## Task input
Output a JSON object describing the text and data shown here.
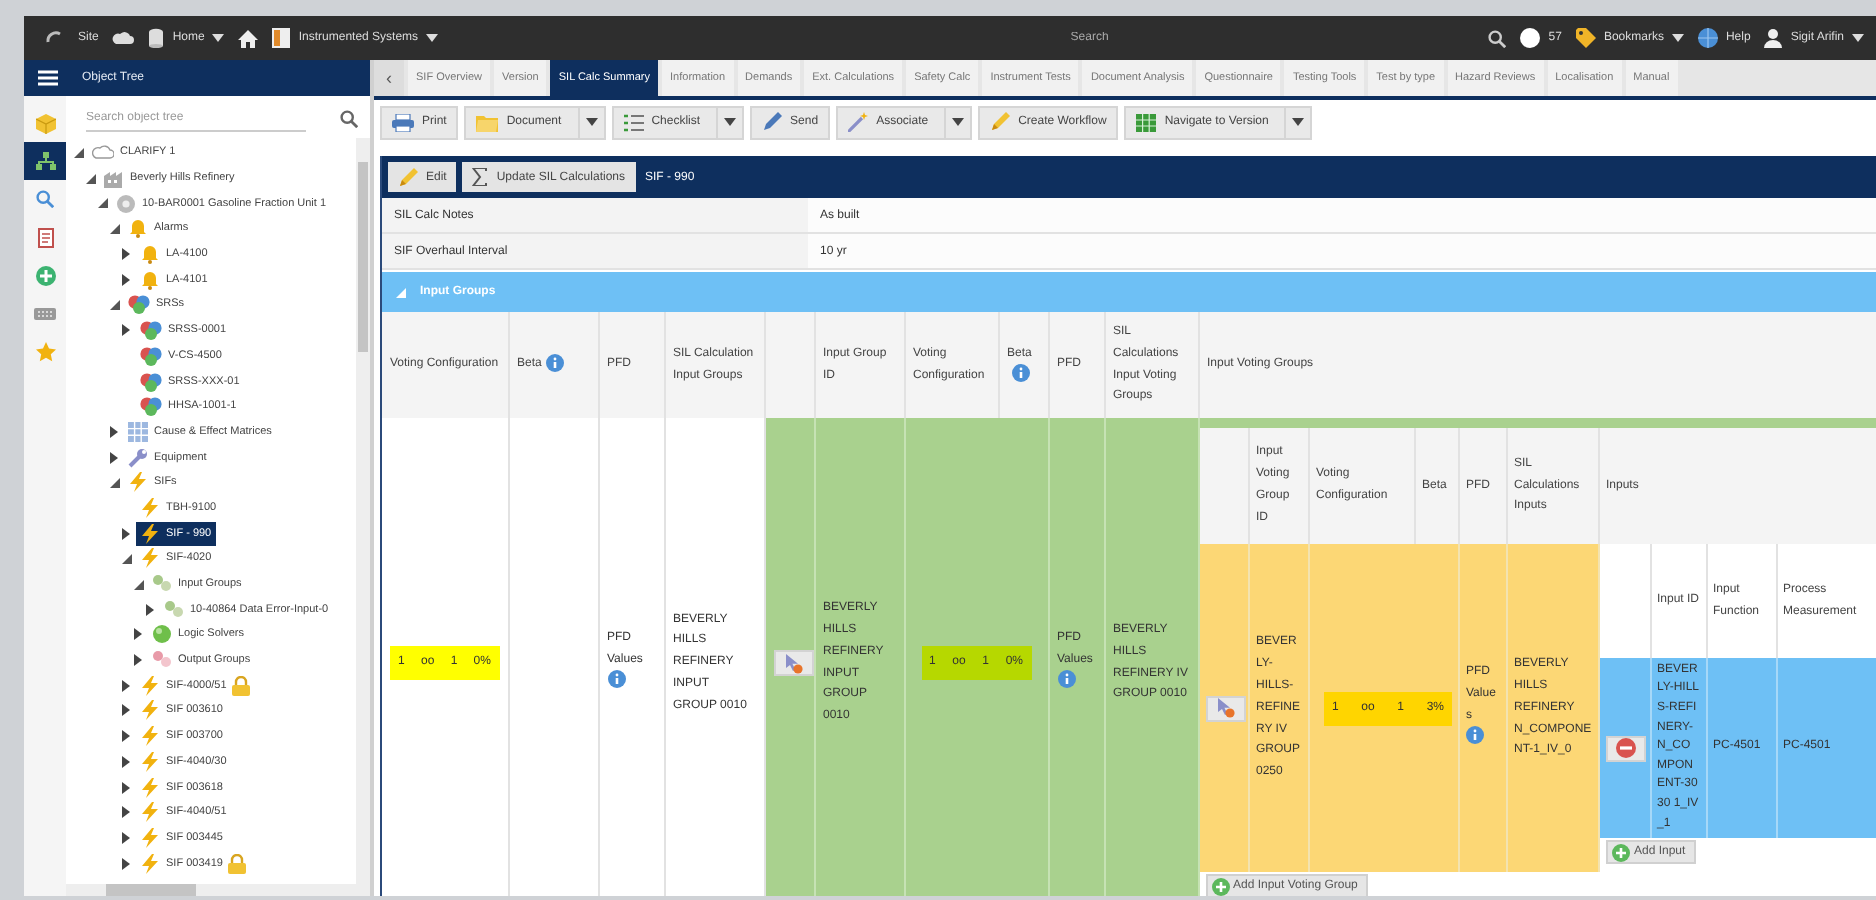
{
  "topbar": {
    "site": "Site",
    "home_menu": "Home",
    "module_menu": "Instrumented Systems",
    "search": {
      "placeholder": "Search"
    },
    "notifications": "57",
    "bookmarks": "Bookmarks",
    "help": "Help",
    "user": "Sigit Arifin"
  },
  "object_tree": {
    "title": "Object Tree",
    "search": {
      "placeholder": "Search object tree"
    },
    "rail": [
      {
        "kind": "cube",
        "selected": false
      },
      {
        "kind": "tree",
        "selected": true
      },
      {
        "kind": "search",
        "selected": false
      },
      {
        "kind": "report",
        "selected": false
      },
      {
        "kind": "addcircle",
        "selected": false
      },
      {
        "kind": "keyboard",
        "selected": false
      },
      {
        "kind": "star",
        "selected": false
      }
    ],
    "items": [
      {
        "label": "CLARIFY 1",
        "kind": "site",
        "expandable": true,
        "expanded": true,
        "selected": false,
        "locked": false,
        "children": [
          {
            "label": "Beverly Hills Refinery",
            "kind": "plant",
            "expandable": true,
            "expanded": true,
            "selected": false,
            "locked": false,
            "children": [
              {
                "label": "10-BAR0001 Gasoline Fraction Unit 1",
                "kind": "unit",
                "expandable": true,
                "expanded": true,
                "selected": false,
                "locked": false,
                "children": [
                  {
                    "label": "Alarms",
                    "kind": "alarm",
                    "expandable": true,
                    "expanded": true,
                    "selected": false,
                    "locked": false,
                    "children": [
                      {
                        "label": "LA-4100",
                        "kind": "alarm",
                        "expandable": true,
                        "expanded": false,
                        "selected": false,
                        "locked": false
                      },
                      {
                        "label": "LA-4101",
                        "kind": "alarm",
                        "expandable": true,
                        "expanded": false,
                        "selected": false,
                        "locked": false
                      }
                    ]
                  },
                  {
                    "label": "SRSs",
                    "kind": "srs",
                    "expandable": true,
                    "expanded": true,
                    "selected": false,
                    "locked": false,
                    "children": [
                      {
                        "label": "SRSS-0001",
                        "kind": "srs",
                        "expandable": true,
                        "expanded": false,
                        "selected": false,
                        "locked": false
                      },
                      {
                        "label": "V-CS-4500",
                        "kind": "srs",
                        "expandable": false,
                        "selected": false,
                        "locked": false
                      },
                      {
                        "label": "SRSS-XXX-01",
                        "kind": "srs",
                        "expandable": false,
                        "selected": false,
                        "locked": false
                      },
                      {
                        "label": "HHSA-1001-1",
                        "kind": "srs",
                        "expandable": false,
                        "selected": false,
                        "locked": false
                      }
                    ]
                  },
                  {
                    "label": "Cause & Effect Matrices",
                    "kind": "matrix",
                    "expandable": true,
                    "expanded": false,
                    "selected": false,
                    "locked": false
                  },
                  {
                    "label": "Equipment",
                    "kind": "equipment",
                    "expandable": true,
                    "expanded": false,
                    "selected": false,
                    "locked": false
                  },
                  {
                    "label": "SIFs",
                    "kind": "sif",
                    "expandable": true,
                    "expanded": true,
                    "selected": false,
                    "locked": false,
                    "children": [
                      {
                        "label": "TBH-9100",
                        "kind": "sif",
                        "expandable": false,
                        "selected": false,
                        "locked": false
                      },
                      {
                        "label": "SIF - 990",
                        "kind": "sif",
                        "expandable": true,
                        "expanded": false,
                        "selected": true,
                        "locked": false
                      },
                      {
                        "label": "SIF-4020",
                        "kind": "sif",
                        "expandable": true,
                        "expanded": true,
                        "selected": false,
                        "locked": false,
                        "children": [
                          {
                            "label": "Input Groups",
                            "kind": "group",
                            "expandable": true,
                            "expanded": true,
                            "selected": false,
                            "locked": false,
                            "children": [
                              {
                                "label": "10-40864 Data Error-Input-0",
                                "kind": "group",
                                "expandable": true,
                                "expanded": false,
                                "selected": false,
                                "locked": false
                              }
                            ]
                          },
                          {
                            "label": "Logic Solvers",
                            "kind": "logic",
                            "expandable": true,
                            "expanded": false,
                            "selected": false,
                            "locked": false
                          },
                          {
                            "label": "Output Groups",
                            "kind": "output",
                            "expandable": true,
                            "expanded": false,
                            "selected": false,
                            "locked": false
                          }
                        ]
                      },
                      {
                        "label": "SIF-4000/51",
                        "kind": "sif",
                        "expandable": true,
                        "expanded": false,
                        "selected": false,
                        "locked": true
                      },
                      {
                        "label": "SIF 003610",
                        "kind": "sif",
                        "expandable": true,
                        "expanded": false,
                        "selected": false,
                        "locked": false
                      },
                      {
                        "label": "SIF 003700",
                        "kind": "sif",
                        "expandable": true,
                        "expanded": false,
                        "selected": false,
                        "locked": false
                      },
                      {
                        "label": "SIF-4040/30",
                        "kind": "sif",
                        "expandable": true,
                        "expanded": false,
                        "selected": false,
                        "locked": false
                      },
                      {
                        "label": "SIF 003618",
                        "kind": "sif",
                        "expandable": true,
                        "expanded": false,
                        "selected": false,
                        "locked": false
                      },
                      {
                        "label": "SIF-4040/51",
                        "kind": "sif",
                        "expandable": true,
                        "expanded": false,
                        "selected": false,
                        "locked": false
                      },
                      {
                        "label": "SIF 003445",
                        "kind": "sif",
                        "expandable": true,
                        "expanded": false,
                        "selected": false,
                        "locked": false
                      },
                      {
                        "label": "SIF 003419",
                        "kind": "sif",
                        "expandable": true,
                        "expanded": false,
                        "selected": false,
                        "locked": true
                      }
                    ]
                  }
                ]
              }
            ]
          }
        ]
      }
    ]
  },
  "collapse_button": "‹",
  "tabs": [
    {
      "label": "SIF Overview",
      "selected": false
    },
    {
      "label": "Version",
      "selected": false
    },
    {
      "label": "SIL Calc Summary",
      "selected": true
    },
    {
      "label": "Information",
      "selected": false
    },
    {
      "label": "Demands",
      "selected": false
    },
    {
      "label": "Ext. Calculations",
      "selected": false
    },
    {
      "label": "Safety Calc",
      "selected": false
    },
    {
      "label": "Instrument Tests",
      "selected": false
    },
    {
      "label": "Document Analysis",
      "selected": false
    },
    {
      "label": "Questionnaire",
      "selected": false
    },
    {
      "label": "Testing Tools",
      "selected": false
    },
    {
      "label": "Test by type",
      "selected": false
    },
    {
      "label": "Hazard Reviews",
      "selected": false
    },
    {
      "label": "Localisation",
      "selected": false
    },
    {
      "label": "Manual",
      "selected": false
    }
  ],
  "toolbar": [
    {
      "label": "Print",
      "kind": "print",
      "dropdown": false
    },
    {
      "label": "Document",
      "kind": "document",
      "dropdown": true
    },
    {
      "label": "Checklist",
      "kind": "checklist",
      "dropdown": true
    },
    {
      "label": "Send",
      "kind": "send",
      "dropdown": false
    },
    {
      "label": "Associate",
      "kind": "associate",
      "dropdown": true
    },
    {
      "label": "Create Workflow",
      "kind": "workflow",
      "dropdown": false
    },
    {
      "label": "Navigate to Version",
      "kind": "sheet",
      "dropdown": true
    }
  ],
  "sif": {
    "actions": [
      {
        "label": "Edit",
        "kind": "edit"
      },
      {
        "label": "Update SIL Calculations",
        "kind": "sigma"
      }
    ],
    "title": "SIF - 990",
    "fields": [
      {
        "label": "SIL Calc Notes",
        "value": "As built"
      },
      {
        "label": "SIF Overhaul Interval",
        "value": "10 yr"
      }
    ],
    "input_groups": {
      "title": "Input Groups",
      "expanded": true,
      "columns": [
        {
          "label": "Voting Configuration",
          "info": false
        },
        {
          "label": "Beta",
          "info": true
        },
        {
          "label": "PFD",
          "info": false
        },
        {
          "label": "SIL Calculation Input Groups",
          "info": false
        }
      ],
      "row": {
        "voting": [
          "1",
          "oo",
          "1",
          "0%"
        ],
        "pfd": "PFD Values",
        "sil_calc": "BEVERLY HILLS REFINERY INPUT GROUP 0010"
      },
      "group_columns": [
        {
          "label": "Input Group ID",
          "info": false
        },
        {
          "label": "Voting Configuration",
          "info": false
        },
        {
          "label": "Beta",
          "info": true
        },
        {
          "label": "PFD",
          "info": false
        },
        {
          "label": "SIL Calculations Input Voting Groups",
          "info": false
        },
        {
          "label": "Input Voting Groups",
          "info": false
        }
      ],
      "groups": [
        {
          "id": "BEVERLY HILLS REFINERY INPUT GROUP 0010",
          "voting": [
            "1",
            "oo",
            "1",
            "0%"
          ],
          "pfd": "PFD Values",
          "sil_calc": "BEVERLY HILLS REFINERY IV GROUP 0010",
          "voting_groups": {
            "columns": [
              {
                "label": "Input Voting Group ID"
              },
              {
                "label": "Voting Configuration"
              },
              {
                "label": "Beta"
              },
              {
                "label": "PFD"
              },
              {
                "label": "SIL Calculations Inputs"
              },
              {
                "label": "Inputs"
              }
            ],
            "rows": [
              {
                "id": "BEVERLY-HILLS-REFINERY IV GROUP 0250",
                "voting": [
                  "1",
                  "oo",
                  "1",
                  "3%"
                ],
                "pfd": "PFD Values",
                "sil_calc": "BEVERLY HILLS REFINERY N_COMPONENT-1_IV_0",
                "inputs": {
                  "columns": [
                    "Input ID",
                    "Input Function",
                    "Process Measurement"
                  ],
                  "rows": [
                    {
                      "id": "BEVERLY-HILLS-REFINERY-N_COMPONENT-3030 1_IV_1",
                      "function": "PC-4501",
                      "measurement": "PC-4501"
                    }
                  ],
                  "add": "Add Input"
                }
              }
            ],
            "add": "Add Input Voting Group"
          }
        }
      ]
    }
  }
}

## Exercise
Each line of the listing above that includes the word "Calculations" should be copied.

## Solution to the exercise
      "label": "Ext. Calculations",
        "label": "Update SIL Calculations",
          "label": "SIL Calculations Input Voting Groups",
                "label": "SIL Calculations Inputs"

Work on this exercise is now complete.